I’m definitely a pacer while I lecture, and I don’t even realize I’m doing it. But I find that when I’m writing I pace, too. But moving seems to go hand in hand with thinking for me. Pacing can be distracting, it takes the audiences attention away from the board, screen, or what-have-you and makes you focus on the speaker. This can be really useful, if you want the audience to pay attention to you. If you want the audience to pay attention to the screen, board or whatever, stop pacing, stand still, and gesture. So, yea, pacing without a purpose can be annoying. I like blackboard teaching better than powerpoint/beamer/whatever teaching in part for this reason. It’s inherently more dynamic and interactive, and the pacing is built in! At risk of being a killjoy, I suspect you’re parsing the student question too fun (though I admit it’s fun to do).

I suspect the student is just saying that your pacing was distracting. I sympathize. I pace too: when I watch myself on a video, it really stands out, but if I hadn’t seen myself on video, I never would have realized. As a student, I prefer it when my prof paces, moves, otherwise does something besides stand behind the lectern staring straight ahead and droning on like he or she would teach the exact same way if the classroom was empty. It usually means there is some sort of emotion attached to what she or he is doing, and I feel a little (lot) more engaged in the class. Really, “pacing without purpose while teaching” is a problem? Well, if they didn’t have anything else to complain about, I guess that’s good. I don’t know if there’s any research to back this up, but I was taught that it’s good to pace around a bit while teaching in order to help keep the students focused.
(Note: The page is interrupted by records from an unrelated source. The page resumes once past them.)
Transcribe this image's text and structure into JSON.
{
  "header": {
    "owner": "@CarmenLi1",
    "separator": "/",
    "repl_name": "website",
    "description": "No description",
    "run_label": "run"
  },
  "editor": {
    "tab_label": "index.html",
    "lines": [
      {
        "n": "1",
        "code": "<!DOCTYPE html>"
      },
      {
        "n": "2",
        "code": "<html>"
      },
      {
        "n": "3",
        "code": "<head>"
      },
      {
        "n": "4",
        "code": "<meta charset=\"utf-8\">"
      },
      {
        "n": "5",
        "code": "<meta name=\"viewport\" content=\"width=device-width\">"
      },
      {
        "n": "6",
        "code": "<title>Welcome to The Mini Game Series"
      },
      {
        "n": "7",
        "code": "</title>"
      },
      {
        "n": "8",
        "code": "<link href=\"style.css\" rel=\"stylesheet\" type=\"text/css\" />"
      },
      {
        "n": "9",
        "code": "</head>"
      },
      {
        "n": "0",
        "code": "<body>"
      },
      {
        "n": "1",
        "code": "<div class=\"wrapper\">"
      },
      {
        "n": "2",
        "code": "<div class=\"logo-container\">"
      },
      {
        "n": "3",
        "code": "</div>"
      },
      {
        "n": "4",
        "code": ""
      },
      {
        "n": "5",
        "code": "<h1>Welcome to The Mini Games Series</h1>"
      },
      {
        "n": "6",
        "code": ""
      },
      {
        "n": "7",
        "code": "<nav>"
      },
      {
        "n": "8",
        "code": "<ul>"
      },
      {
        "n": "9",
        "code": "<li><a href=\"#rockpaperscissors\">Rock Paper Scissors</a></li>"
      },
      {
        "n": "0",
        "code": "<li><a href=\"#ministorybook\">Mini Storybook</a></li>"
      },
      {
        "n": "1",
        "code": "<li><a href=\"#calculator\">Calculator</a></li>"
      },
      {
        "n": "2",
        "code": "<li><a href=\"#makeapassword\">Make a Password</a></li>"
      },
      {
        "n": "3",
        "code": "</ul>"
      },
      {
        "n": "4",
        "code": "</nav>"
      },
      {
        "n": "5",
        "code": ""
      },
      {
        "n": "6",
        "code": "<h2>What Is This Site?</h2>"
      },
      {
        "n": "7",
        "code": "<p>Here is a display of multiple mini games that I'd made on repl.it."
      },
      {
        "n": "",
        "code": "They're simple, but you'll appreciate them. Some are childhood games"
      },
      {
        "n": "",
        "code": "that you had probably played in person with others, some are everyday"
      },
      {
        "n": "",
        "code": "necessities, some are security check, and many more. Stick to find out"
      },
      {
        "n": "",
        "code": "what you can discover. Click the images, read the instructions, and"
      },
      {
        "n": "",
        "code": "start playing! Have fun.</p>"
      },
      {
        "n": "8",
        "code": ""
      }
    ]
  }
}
I’ve also heard that (at least for some) it makes the person giving the lecture speak with more energy, thus making us (hopefully) more intrinsically engaging for students. My limited experience is that pacing does seem to help, though it can look and feel pretty awkward when you’re first developing the habit. Perhaps the reason the student noticed it was just because it was a new professor who hadn’t yet developed a natural pacing style? When pacing, make sure you are facing the audience if you speak. Pacing can be coordinated with your voice to diminish or enhance emphasis. If they see me stop, they know I’m about to say something very important. Don’t move while someone is asking a question. Moving helps the students realize that they’re interacting with a real person, and the lecture doesn’t feel like a screen. That’s my two cents. I actually never thought about or noticed it before.

I do have a professor who gallops around the room, occasionally leaping over things, and (occasionally) tripping. THAT is distracting. But I guess there is an extreme to everything. If there isn’t any dynamic motion at the front of the room, I’m much more likely to fall asleep. I don’t pace, and instead try to anchor myself to the podium. Unless the student has a learning disability they can deal. As a student, I preferred professors who moved around (pacing or not) to one attached to the podium/lectern. As a professor, I move about the room so I can cover the entire room and make eye contact with all the students, especially in a large room. Prior to being tenured, one of my peer reviewers said my hair was distracting to the learning environment. I get that personal mannerisms might not work for all individuals, but pacing? C’mon. Those have nothing to do with the ability to teach!

I totally looked at the student comment about pacing and thought “there goes another student looking for something to complain about because they don’t like the teacher or their grade”. I think I must just be deep in the anxiety of teaching evaluations season. I think there is a difference between moving around and pacing. I will move around to be on a different side of the class, keep them on their toes, remove myself from the center of discussion, etc. But pacing back and forth rather quickly – that’s distracting, I agree. I prefer professors to stay in the same place, so I can get a better recording. But it wouldn’t have occurred to me to complain if the prof wasn’t cooperating – I think it’s your prerogative to find the style you’re comfortable with! Having said that, if you have anyone in the class who’s hard of hearing and relies on speech reading to some extent, it would be good to stay in one spot facing the same direction. Was I the only one so busy frantically writing notes on the lectures to NOT notice whether my profs paced?

Leave a Reply

Your email address will not be published. Required fields are marked *